However, Christians may have the freewill but under the teachings ofGod. Jesus will lead them to their choice of right and wrong. Christiansbelieve that, in order to change society around them, they would need to first changehumans. However, Sartre believes that once you are born, you are thrown intothe world of suffering and are now responsible for everything you do and thechoices you make. He believes that you are alone on this world to determineright from wrong and whichever you choose a consequence will follow. Sartrefeels that you are not asked to be brought into this world, which causessuffering not knowing what to expect and pain for not knowing what you areliving for. Believe that God puts suffering in their life to show at the endthe eternal joy and glory. AlbertCamus, like Sartre, was believed to be an atheist.
Camus did not believe in Godor the afterlife. He believes that death and suffering had played an importantrole in rational meaning. Because he did not believe in God or an afterlife, Camusfelt that once we are born we are living just to die at the end. Camus didnot believe we had a reason for living but just to live the life the best wecould.

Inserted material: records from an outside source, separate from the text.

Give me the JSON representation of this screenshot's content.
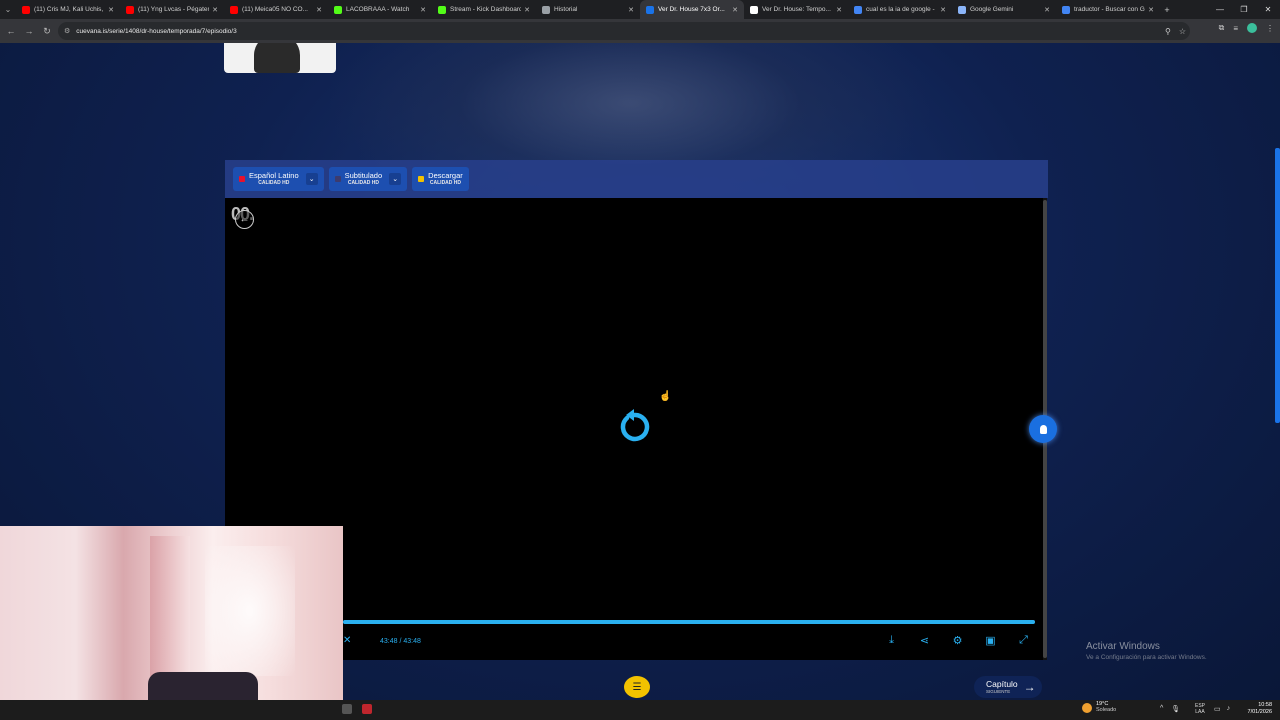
{
  "browser": {
    "tabs": [
      {
        "title": "(11) Cris MJ, Kali Uchis, ...",
        "favicon_color": "#ff0000",
        "active": false
      },
      {
        "title": "(11) Yng Lvcas - Pégatem...",
        "favicon_color": "#ff0000",
        "active": false
      },
      {
        "title": "(11) Meica05 NO CO...",
        "favicon_color": "#ff0000",
        "active": false
      },
      {
        "title": "LACOBRAAA - Watch",
        "favicon_color": "#53fc18",
        "active": false
      },
      {
        "title": "Stream - Kick Dashboard",
        "favicon_color": "#53fc18",
        "active": false
      },
      {
        "title": "Historial",
        "favicon_color": "#9aa0a6",
        "active": false
      },
      {
        "title": "Ver Dr. House 7x3 Or...",
        "favicon_color": "#1a73e8",
        "active": true
      },
      {
        "title": "Ver Dr. House: Tempo...",
        "favicon_color": "#ffffff",
        "active": false
      },
      {
        "title": "cual es la ia de google - ...",
        "favicon_color": "#4285f4",
        "active": false
      },
      {
        "title": "Google Gemini",
        "favicon_color": "#8ab4f8",
        "active": false
      },
      {
        "title": "traductor - Buscar con Go...",
        "favicon_color": "#4285f4",
        "active": false
      }
    ],
    "url": "cuevana.is/serie/1408/dr-house/temporada/7/episodio/3"
  },
  "player": {
    "audio_options": [
      {
        "name": "Español Latino",
        "quality": "CALIDAD HD",
        "flag_color": "#e8112d",
        "has_dropdown": true
      },
      {
        "name": "Subtitulado",
        "quality": "CALIDAD HD",
        "flag_color": "#3c3b6e",
        "has_dropdown": true
      },
      {
        "name": "Descargar",
        "quality": "CALIDAD HD",
        "flag_color": "#f2c200",
        "has_dropdown": false
      }
    ],
    "logo_text": "00.",
    "current_time": "43:48",
    "duration": "43:48",
    "progress_fraction": 1.0,
    "accent_color": "#2ab0f0"
  },
  "page": {
    "next_label": "Capítulo",
    "next_sub": "SIGUIENTE"
  },
  "os": {
    "activate_title": "Activar Windows",
    "activate_sub": "Ve a Configuración para activar Windows.",
    "weather_temp": "19°C",
    "weather_cond": "Soleado",
    "lang_line1": "ESP",
    "lang_line2": "LAA",
    "time": "10:58",
    "date": "7/01/2026"
  }
}
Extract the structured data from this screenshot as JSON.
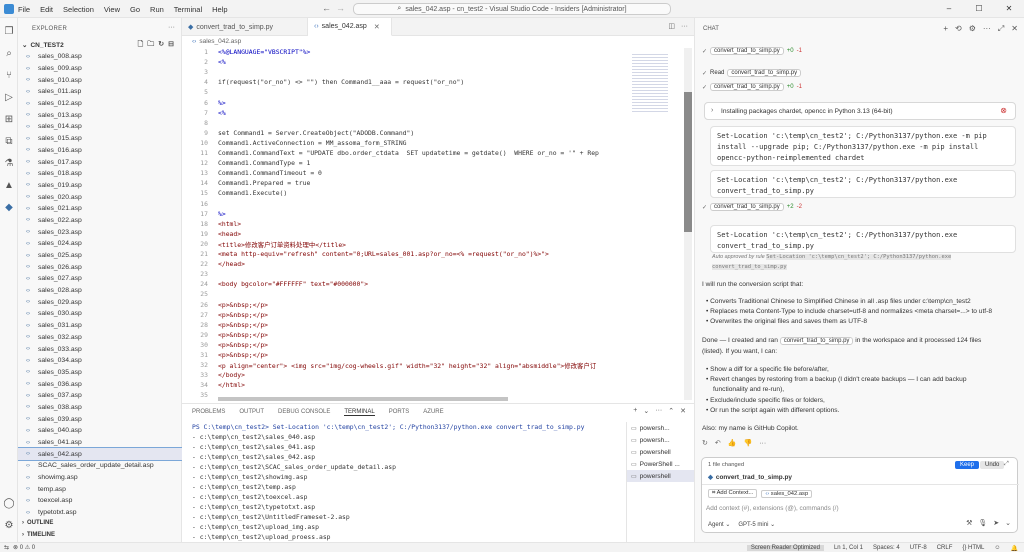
{
  "titlebar": {
    "menu": [
      "File",
      "Edit",
      "Selection",
      "View",
      "Go",
      "Run",
      "Terminal",
      "Help"
    ],
    "command_center": "sales_042.asp - cn_test2 - Visual Studio Code - Insiders [Administrator]",
    "controls": [
      "–",
      "☐",
      "✕"
    ]
  },
  "activity_icons": [
    "explorer-icon",
    "search-icon",
    "source-control-icon",
    "run-debug-icon",
    "extensions-icon",
    "remote-icon",
    "testing-icon",
    "azure-icon",
    "python-icon",
    "accounts-icon",
    "settings-icon"
  ],
  "sidebar": {
    "header": "EXPLORER",
    "folder": "CN_TEST2",
    "files": [
      "sales_008.asp",
      "sales_009.asp",
      "sales_010.asp",
      "sales_011.asp",
      "sales_012.asp",
      "sales_013.asp",
      "sales_014.asp",
      "sales_015.asp",
      "sales_016.asp",
      "sales_017.asp",
      "sales_018.asp",
      "sales_019.asp",
      "sales_020.asp",
      "sales_021.asp",
      "sales_022.asp",
      "sales_023.asp",
      "sales_024.asp",
      "sales_025.asp",
      "sales_026.asp",
      "sales_027.asp",
      "sales_028.asp",
      "sales_029.asp",
      "sales_030.asp",
      "sales_031.asp",
      "sales_032.asp",
      "sales_033.asp",
      "sales_034.asp",
      "sales_035.asp",
      "sales_036.asp",
      "sales_037.asp",
      "sales_038.asp",
      "sales_039.asp",
      "sales_040.asp",
      "sales_041.asp",
      "sales_042.asp",
      "SCAC_sales_order_update_detail.asp",
      "showimg.asp",
      "temp.asp",
      "toexcel.asp",
      "typetotxt.asp"
    ],
    "selected_index": 34,
    "outline": "OUTLINE",
    "timeline": "TIMELINE"
  },
  "tabs": [
    {
      "label": "convert_trad_to_simp.py",
      "active": false
    },
    {
      "label": "sales_042.asp",
      "active": true
    }
  ],
  "breadcrumb": "sales_042.asp",
  "code": [
    {
      "n": "1",
      "t": "<%@LANGUAGE=\"VBSCRIPT\"%>"
    },
    {
      "n": "2",
      "t": "<%"
    },
    {
      "n": "3",
      "t": ""
    },
    {
      "n": "4",
      "t": "if(request(\"or_no\") <> \"\") then Command1__aaa = request(\"or_no\")"
    },
    {
      "n": "5",
      "t": ""
    },
    {
      "n": "6",
      "t": "%>"
    },
    {
      "n": "7",
      "t": "<%"
    },
    {
      "n": "8",
      "t": ""
    },
    {
      "n": "9",
      "t": "set Command1 = Server.CreateObject(\"ADODB.Command\")"
    },
    {
      "n": "10",
      "t": "Command1.ActiveConnection = MM_assoma_form_STRING"
    },
    {
      "n": "11",
      "t": "Command1.CommandText = \"UPDATE dbo.order_ctdata  SET updatetime = getdate()  WHERE or_no = '\" + Rep"
    },
    {
      "n": "12",
      "t": "Command1.CommandType = 1"
    },
    {
      "n": "13",
      "t": "Command1.CommandTimeout = 0"
    },
    {
      "n": "14",
      "t": "Command1.Prepared = true"
    },
    {
      "n": "15",
      "t": "Command1.Execute()"
    },
    {
      "n": "16",
      "t": ""
    },
    {
      "n": "17",
      "t": "%>"
    },
    {
      "n": "18",
      "t": "<html>"
    },
    {
      "n": "19",
      "t": "<head>"
    },
    {
      "n": "20",
      "t": "<title>修改客户订单资料处理中</title>"
    },
    {
      "n": "21",
      "t": "<meta http-equiv=\"refresh\" content=\"0;URL=sales_001.asp?or_no=<% =request(\"or_no\")%>\">"
    },
    {
      "n": "22",
      "t": "</head>"
    },
    {
      "n": "23",
      "t": ""
    },
    {
      "n": "24",
      "t": "<body bgcolor=\"#FFFFFF\" text=\"#000000\">"
    },
    {
      "n": "25",
      "t": ""
    },
    {
      "n": "26",
      "t": "<p>&nbsp;</p>"
    },
    {
      "n": "27",
      "t": "<p>&nbsp;</p>"
    },
    {
      "n": "28",
      "t": "<p>&nbsp;</p>"
    },
    {
      "n": "29",
      "t": "<p>&nbsp;</p>"
    },
    {
      "n": "30",
      "t": "<p>&nbsp;</p>"
    },
    {
      "n": "31",
      "t": "<p>&nbsp;</p>"
    },
    {
      "n": "32",
      "t": "<p align=\"center\"> <img src=\"img/cog-wheels.gif\" width=\"32\" height=\"32\" align=\"absmiddle\">修改客户订"
    },
    {
      "n": "33",
      "t": "</body>"
    },
    {
      "n": "34",
      "t": "</html>"
    },
    {
      "n": "35",
      "t": ""
    }
  ],
  "panel": {
    "tabs": [
      "PROBLEMS",
      "OUTPUT",
      "DEBUG CONSOLE",
      "TERMINAL",
      "PORTS",
      "AZURE"
    ],
    "active_tab": "TERMINAL",
    "terminal": [
      "PS C:\\temp\\cn_test2> Set-Location 'c:\\temp\\cn_test2'; C:/Python3137/python.exe convert_trad_to_simp.py",
      "- c:\\temp\\cn_test2\\sales_040.asp",
      "- c:\\temp\\cn_test2\\sales_041.asp",
      "- c:\\temp\\cn_test2\\sales_042.asp",
      "- c:\\temp\\cn_test2\\SCAC_sales_order_update_detail.asp",
      "- c:\\temp\\cn_test2\\showimg.asp",
      "- c:\\temp\\cn_test2\\temp.asp",
      "- c:\\temp\\cn_test2\\toexcel.asp",
      "- c:\\temp\\cn_test2\\typetotxt.asp",
      "- c:\\temp\\cn_test2\\UntitledFrameset-2.asp",
      "- c:\\temp\\cn_test2\\upload_img.asp",
      "- c:\\temp\\cn_test2\\upload_proess.asp",
      "PS C:\\temp\\cn_test2>"
    ],
    "terminals": [
      "powersh...",
      "powersh...",
      "powershell",
      "PowerShell ...",
      "powershell"
    ],
    "terminal_active": 4
  },
  "chat": {
    "header": "CHAT",
    "edit1": {
      "file": "convert_trad_to_simp.py",
      "add": "+0",
      "del": "-1"
    },
    "read": {
      "label": "Read",
      "file": "convert_trad_to_simp.py"
    },
    "edit2": {
      "file": "convert_trad_to_simp.py",
      "add": "+0",
      "del": "-1"
    },
    "install": "Installing packages chardet, opencc in Python 3.13 (64-bit)",
    "cmd1": [
      "Set-Location 'c:\\temp\\cn_test2'; C:/Python3137/python.exe -m pip",
      "install --upgrade pip; C:/Python3137/python.exe -m pip install",
      "opencc-python-reimplemented chardet"
    ],
    "cmd2": [
      "Set-Location 'c:\\temp\\cn_test2'; C:/Python3137/python.exe",
      "convert_trad_to_simp.py"
    ],
    "edit3": {
      "file": "convert_trad_to_simp.py",
      "add": "+2",
      "del": "-2"
    },
    "cmd3": [
      "Set-Location 'c:\\temp\\cn_test2'; C:/Python3137/python.exe",
      "convert_trad_to_simp.py"
    ],
    "auto_approved_a": "Auto approved by rule",
    "auto_approved_rule": "Set-Location 'c:\\temp\\cn_test2'; C:/Python3137/python.exe",
    "auto_approved_rule2": "convert_trad_to_simp.py",
    "intro": "I will run the conversion script that:",
    "bullets1": [
      "Converts Traditional Chinese to Simplified Chinese in all .asp files under c:\\temp\\cn_test2",
      "Replaces meta Content-Type to include charset=utf-8 and normalizes <meta charset=...> to utf-8",
      "Overwrites the original files and saves them as UTF-8"
    ],
    "done_a": "Done — I created and ran",
    "done_file": "convert_trad_to_simp.py",
    "done_b": "in the workspace and it processed 124 files",
    "done_c": "(listed). If you want, I can:",
    "bullets2": [
      "Show a diff for a specific file before/after,",
      "Revert changes by restoring from a backup (I didn't create backups — I can add backup",
      "functionality and re-run),",
      "Exclude/include specific files or folders,",
      "Or run the script again with different options."
    ],
    "also": "Also: my name is GitHub Copilot.",
    "changed": "1 file changed",
    "keep": "Keep",
    "undo": "Undo",
    "changed_file": "convert_trad_to_simp.py",
    "add_context": "Add Context...",
    "context_file": "sales_042.asp",
    "placeholder": "Add context (#), extensions (@), commands (/)",
    "mode": "Agent",
    "model": "GPT-5 mini"
  },
  "status": {
    "left": "⊗ 0 ⚠ 0",
    "items": [
      "Screen Reader Optimized",
      "Ln 1, Col 1",
      "Spaces: 4",
      "UTF-8",
      "CRLF",
      "{} HTML"
    ]
  }
}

Our choices in life will determine what kind of person we were while weare on Earth. Jewish, like Christianity, believed that onlyGod will judge everyone by what they have done in their life. Judaism allowspeople to see one situation on many different ways. Judaism, unlikeChristianity, which rejected the continued lawfulness of the ritual laws,Judaism believes in the eternally binding validity of the covenant of law containedin the Torah. The rabbis will never distinguish between moral or ethical andthe difference between ritual and sacral commandments. Rabbinical Judaism thus takes a holistic viewof the halakhic system, according to which no greater importance is place onany one mitzvah, or commandment, over the other.
Unlike Sartre, and Kant’sbeliefs Jewish people believe that they suffer in order to redeem the wicked ofhumanity. In Judaism there is not one source of code and ethical thought ofbehavior, outside if halakha. However, like other theory’s, to prevent certainobvious ethical principles an understanding of the Torah’s prohibitions forced.These include sanctions against killing, stealing, coveting, adultery, crueltyto animals, and interfering with nature’s course.After learning more about each religion and their beliefs I havecome up with my own opinion about each one.
To me Existentialism Philosophersfocus more on what should be on a person inside, as far as thoughts, beliefs,responsibilities, and emotions. Existentialists should understand that we controlour own lives’ and what paths we may take. This, to an Existentialist, is truedown to even very specific things.
If we are depressed or upset at anyparticular moment, it is because we choose to be. They also argue that becausewe can choose to be or to feel anything at any particular time that we are notintuitive to any of those things to begin with. Sartre took these things tosomething of an extreme and broadened it to indicate that our own choices aremade freely.
Every human, according to Sartre, is completely free and are boundonly by the results of choices they have already made. It shows that experiencesthat we have had in our lives can have an influence on our personality as wellas our actions later on in life. It basically shows that nurture does play aninfluence in the way that we behave and the only way to change our behavior isto understand why we behave a certain way in the first place.